PROBLEM DETAILS: Copy each line below that contains "options".

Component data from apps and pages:
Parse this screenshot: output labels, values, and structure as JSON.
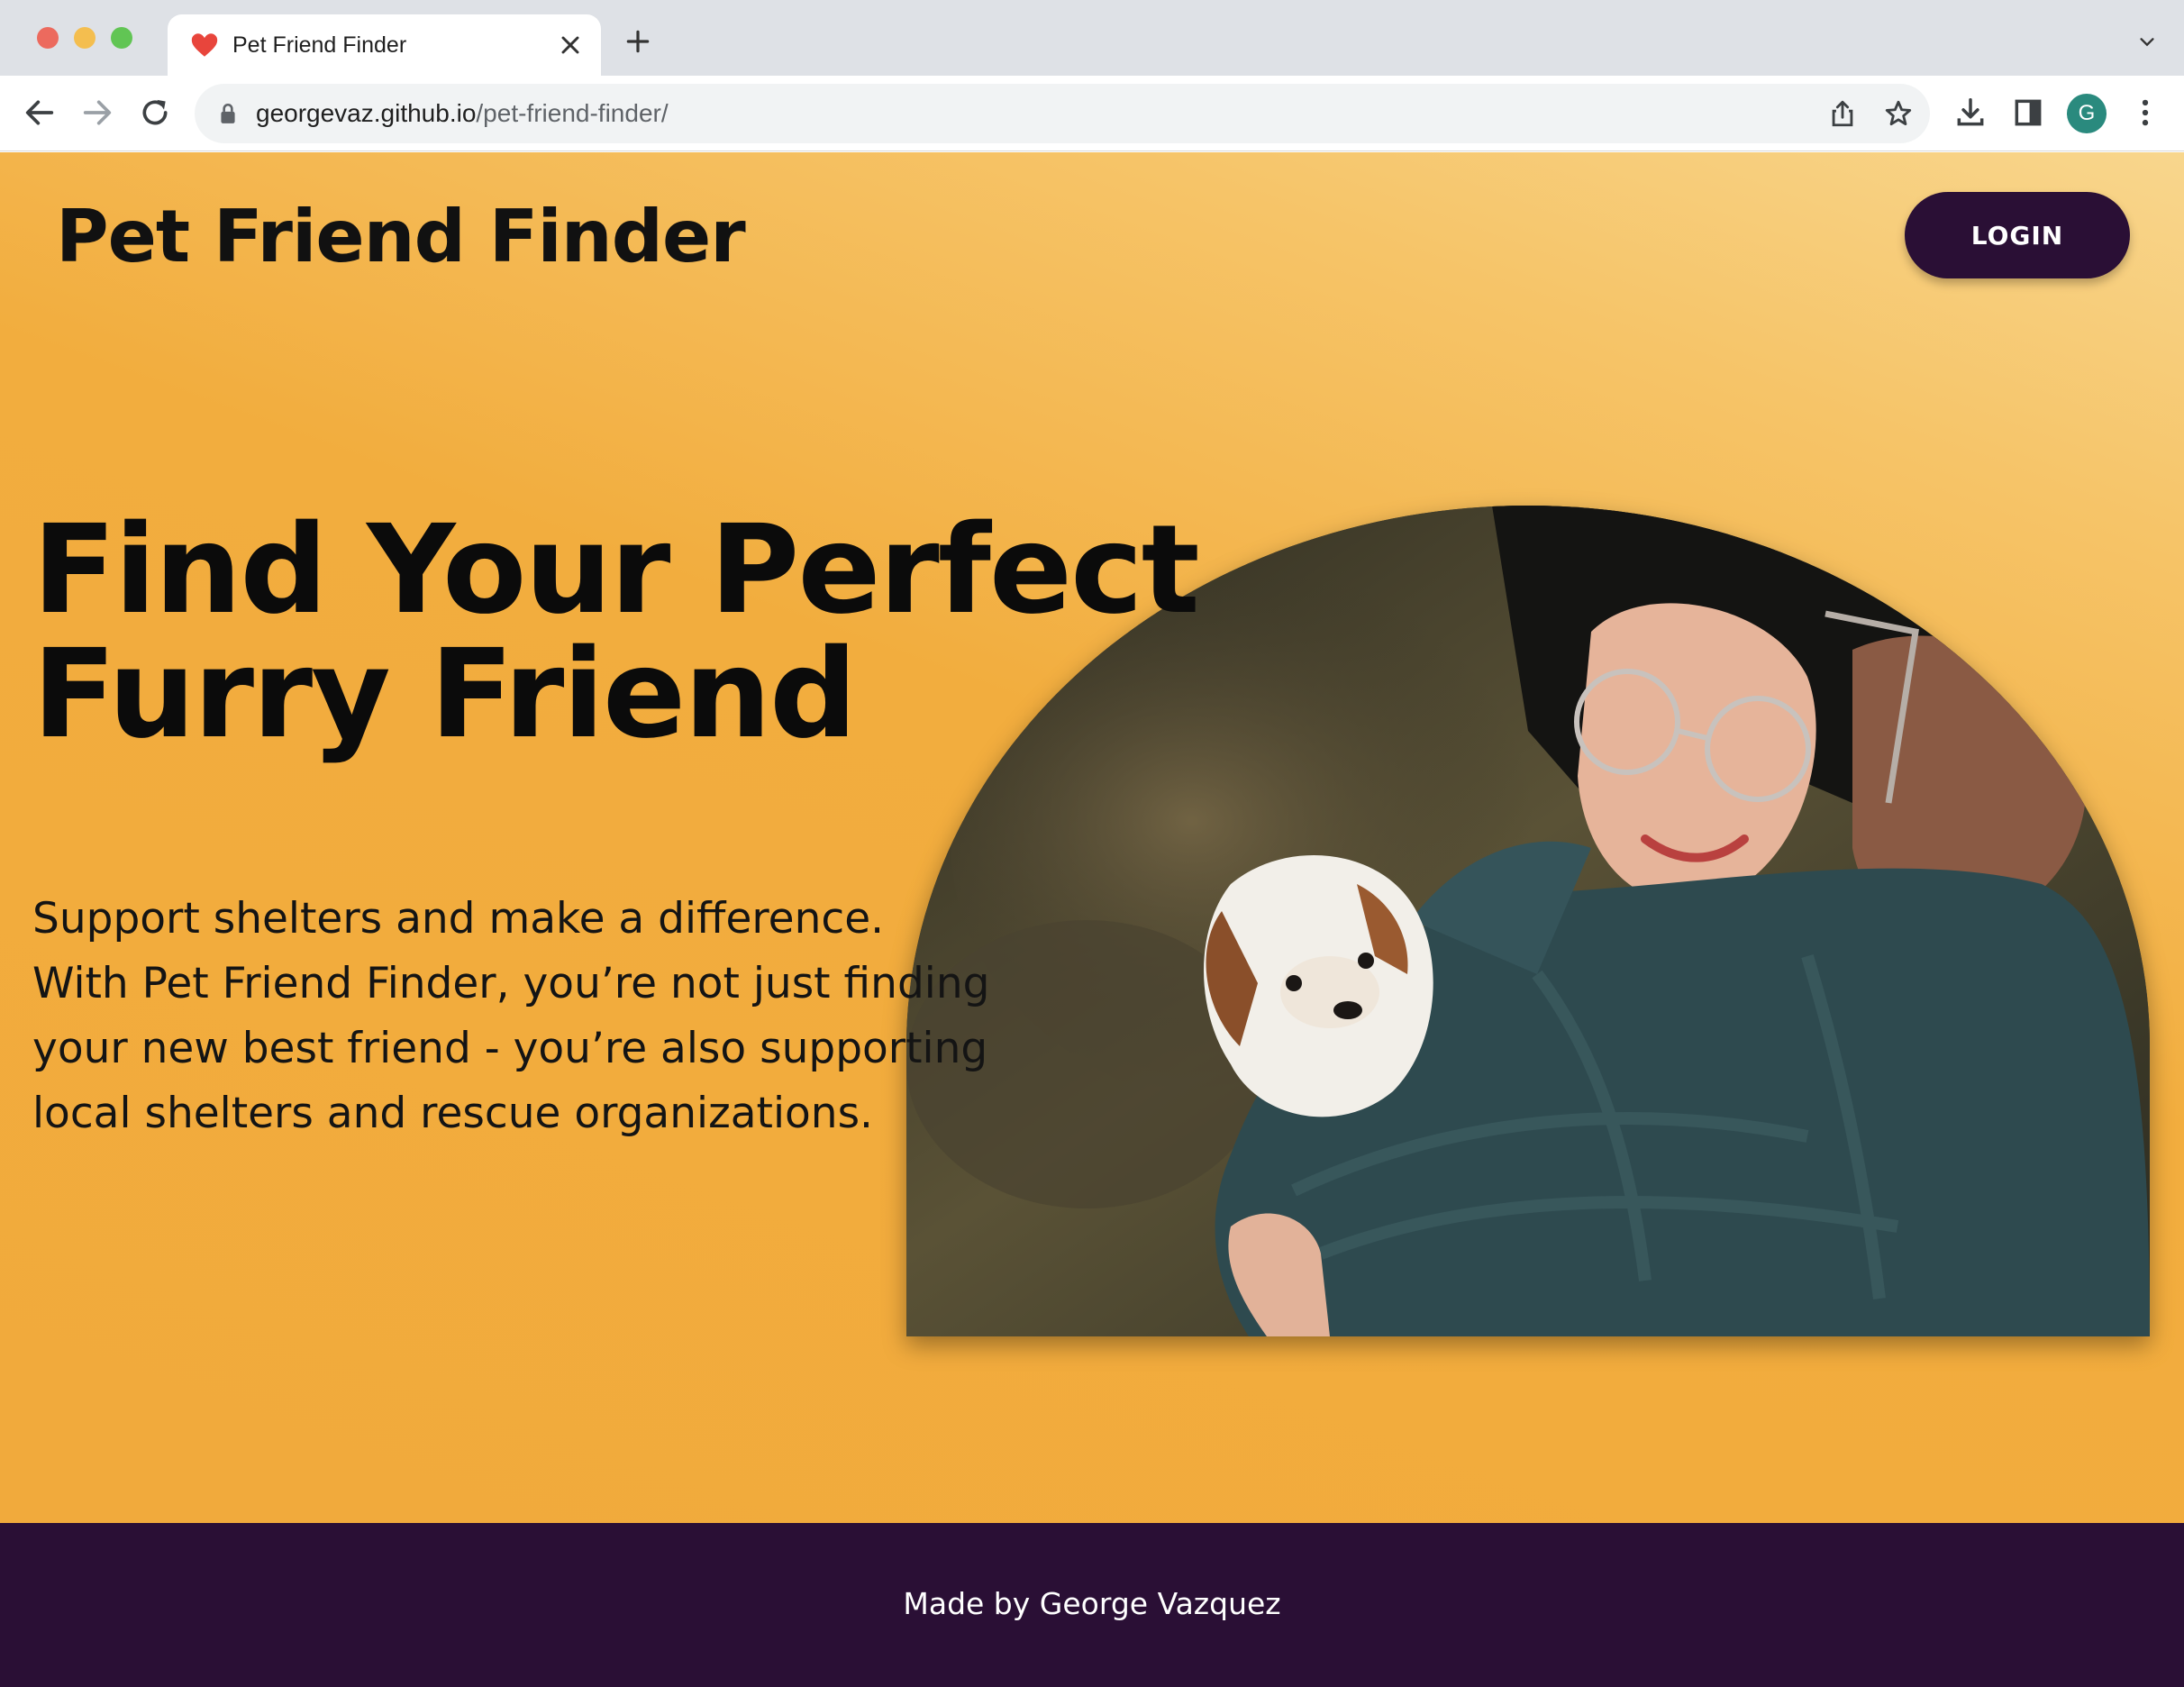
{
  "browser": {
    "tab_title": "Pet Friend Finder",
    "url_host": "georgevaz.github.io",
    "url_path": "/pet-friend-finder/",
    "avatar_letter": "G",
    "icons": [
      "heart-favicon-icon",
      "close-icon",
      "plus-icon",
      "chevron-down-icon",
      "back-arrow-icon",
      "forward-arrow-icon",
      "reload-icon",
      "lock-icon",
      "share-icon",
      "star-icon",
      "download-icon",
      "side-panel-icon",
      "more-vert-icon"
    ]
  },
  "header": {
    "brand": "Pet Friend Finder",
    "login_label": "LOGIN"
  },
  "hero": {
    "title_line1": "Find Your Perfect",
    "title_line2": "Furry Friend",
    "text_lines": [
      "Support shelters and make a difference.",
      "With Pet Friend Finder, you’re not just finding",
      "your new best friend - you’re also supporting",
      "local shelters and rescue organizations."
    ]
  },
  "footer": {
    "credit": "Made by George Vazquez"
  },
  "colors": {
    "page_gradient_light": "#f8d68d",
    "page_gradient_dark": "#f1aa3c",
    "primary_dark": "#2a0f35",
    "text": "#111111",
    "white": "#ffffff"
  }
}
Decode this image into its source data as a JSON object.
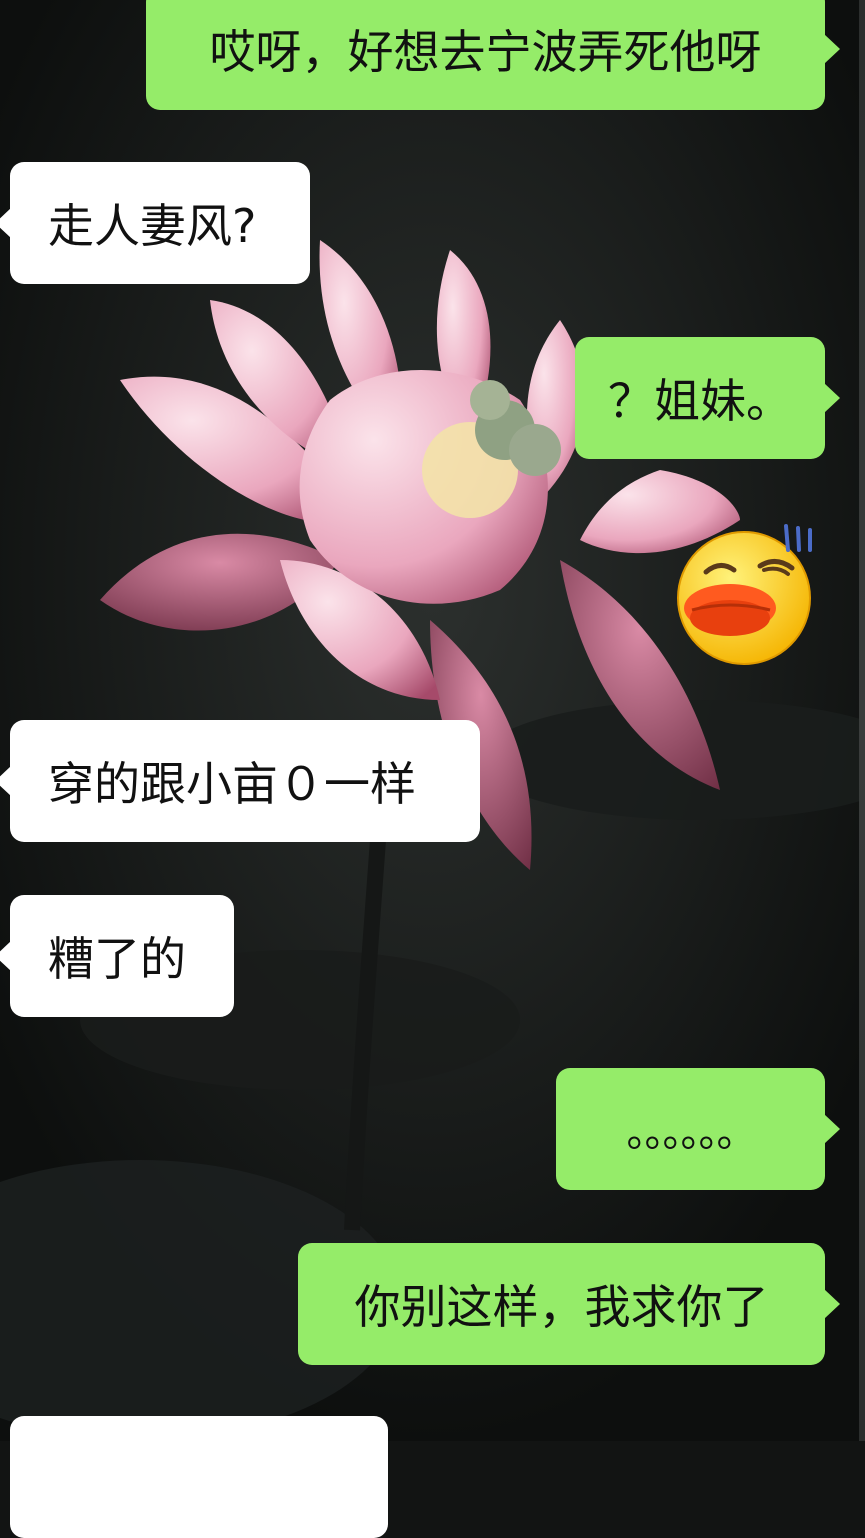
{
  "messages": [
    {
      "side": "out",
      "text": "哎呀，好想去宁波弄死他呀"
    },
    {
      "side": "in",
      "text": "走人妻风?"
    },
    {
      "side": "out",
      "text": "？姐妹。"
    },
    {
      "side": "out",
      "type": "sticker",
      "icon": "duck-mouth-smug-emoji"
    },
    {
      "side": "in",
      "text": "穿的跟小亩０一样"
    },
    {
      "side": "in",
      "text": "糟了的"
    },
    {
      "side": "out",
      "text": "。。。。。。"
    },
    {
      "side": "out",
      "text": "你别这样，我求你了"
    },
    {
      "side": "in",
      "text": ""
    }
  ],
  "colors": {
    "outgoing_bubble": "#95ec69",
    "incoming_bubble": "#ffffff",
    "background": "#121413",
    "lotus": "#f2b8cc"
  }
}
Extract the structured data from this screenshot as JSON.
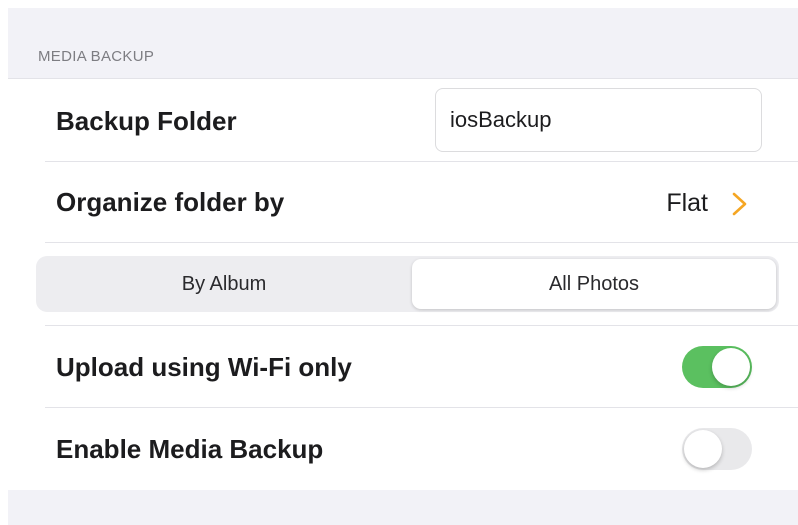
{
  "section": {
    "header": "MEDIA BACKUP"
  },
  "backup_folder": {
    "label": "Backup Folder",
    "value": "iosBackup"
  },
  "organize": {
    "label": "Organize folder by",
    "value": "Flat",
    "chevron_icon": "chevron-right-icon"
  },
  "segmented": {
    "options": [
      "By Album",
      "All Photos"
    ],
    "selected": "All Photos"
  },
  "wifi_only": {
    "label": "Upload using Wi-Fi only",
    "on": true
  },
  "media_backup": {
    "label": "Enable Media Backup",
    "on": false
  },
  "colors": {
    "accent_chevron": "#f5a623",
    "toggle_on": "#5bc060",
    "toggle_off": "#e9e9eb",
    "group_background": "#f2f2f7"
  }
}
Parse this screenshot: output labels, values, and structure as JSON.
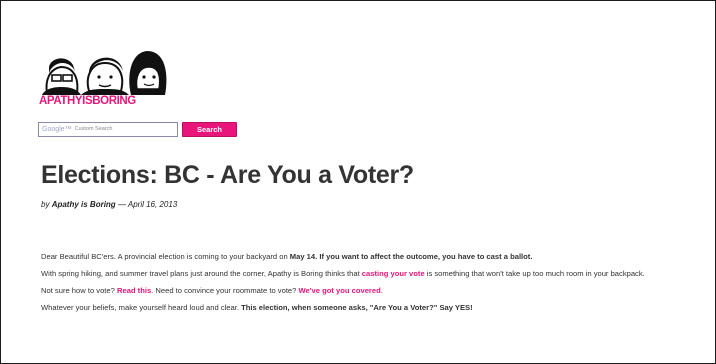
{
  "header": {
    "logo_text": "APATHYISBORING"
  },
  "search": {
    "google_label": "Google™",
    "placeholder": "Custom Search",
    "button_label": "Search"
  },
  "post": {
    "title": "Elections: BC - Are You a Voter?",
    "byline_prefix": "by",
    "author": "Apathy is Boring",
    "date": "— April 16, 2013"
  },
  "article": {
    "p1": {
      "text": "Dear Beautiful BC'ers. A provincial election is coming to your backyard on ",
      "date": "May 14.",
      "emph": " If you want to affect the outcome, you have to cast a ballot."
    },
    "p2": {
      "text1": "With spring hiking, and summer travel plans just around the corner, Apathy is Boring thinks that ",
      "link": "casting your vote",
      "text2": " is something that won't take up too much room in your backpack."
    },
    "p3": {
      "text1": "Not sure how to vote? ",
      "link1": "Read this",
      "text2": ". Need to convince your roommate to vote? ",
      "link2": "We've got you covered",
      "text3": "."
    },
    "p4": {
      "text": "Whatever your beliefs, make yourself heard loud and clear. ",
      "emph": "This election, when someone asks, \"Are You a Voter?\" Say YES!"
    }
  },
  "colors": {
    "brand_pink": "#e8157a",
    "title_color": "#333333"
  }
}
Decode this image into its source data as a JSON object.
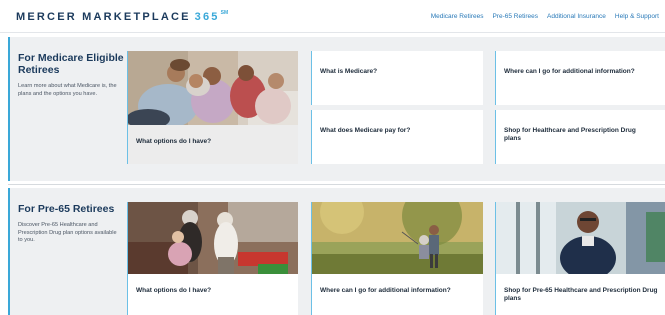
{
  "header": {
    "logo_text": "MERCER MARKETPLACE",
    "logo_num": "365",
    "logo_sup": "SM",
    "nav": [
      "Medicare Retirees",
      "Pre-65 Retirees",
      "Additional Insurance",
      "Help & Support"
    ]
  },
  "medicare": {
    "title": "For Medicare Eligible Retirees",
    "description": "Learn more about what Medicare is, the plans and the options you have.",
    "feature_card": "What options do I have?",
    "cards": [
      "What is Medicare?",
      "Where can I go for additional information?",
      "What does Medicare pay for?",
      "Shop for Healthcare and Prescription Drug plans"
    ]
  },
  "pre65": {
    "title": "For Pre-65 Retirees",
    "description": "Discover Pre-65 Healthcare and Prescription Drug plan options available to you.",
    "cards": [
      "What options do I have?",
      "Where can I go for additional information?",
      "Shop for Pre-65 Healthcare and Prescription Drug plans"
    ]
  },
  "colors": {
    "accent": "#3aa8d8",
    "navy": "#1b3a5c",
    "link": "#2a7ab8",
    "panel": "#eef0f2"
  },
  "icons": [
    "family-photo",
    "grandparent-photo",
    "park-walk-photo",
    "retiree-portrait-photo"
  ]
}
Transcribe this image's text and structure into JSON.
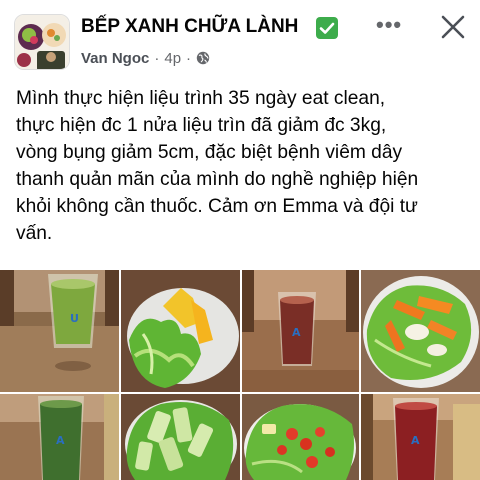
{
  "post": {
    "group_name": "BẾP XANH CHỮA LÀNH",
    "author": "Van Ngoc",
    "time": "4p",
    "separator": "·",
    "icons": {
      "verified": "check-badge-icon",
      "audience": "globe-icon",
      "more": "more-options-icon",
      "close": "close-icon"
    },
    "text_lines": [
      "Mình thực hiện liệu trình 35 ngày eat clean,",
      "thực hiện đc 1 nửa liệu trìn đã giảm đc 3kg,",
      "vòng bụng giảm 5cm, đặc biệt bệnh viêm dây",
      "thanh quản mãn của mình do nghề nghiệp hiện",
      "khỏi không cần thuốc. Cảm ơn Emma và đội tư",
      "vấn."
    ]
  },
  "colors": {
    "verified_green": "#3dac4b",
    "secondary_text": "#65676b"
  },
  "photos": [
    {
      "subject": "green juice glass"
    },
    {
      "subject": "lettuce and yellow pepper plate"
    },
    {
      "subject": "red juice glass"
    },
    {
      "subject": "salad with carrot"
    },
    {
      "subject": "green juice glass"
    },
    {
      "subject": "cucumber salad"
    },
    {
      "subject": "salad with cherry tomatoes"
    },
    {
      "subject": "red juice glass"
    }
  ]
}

EXPECTED ANSWER:
    "options": [
    "description": "Learn more about what Medicare is, the plans and the options you have.",
    "feature_card": "What options do I have?",
    "description": "Discover Pre-65 Healthcare and Prescription Drug plan options available to you.",
      "What options do I have?",
      "more": "more-options-icon",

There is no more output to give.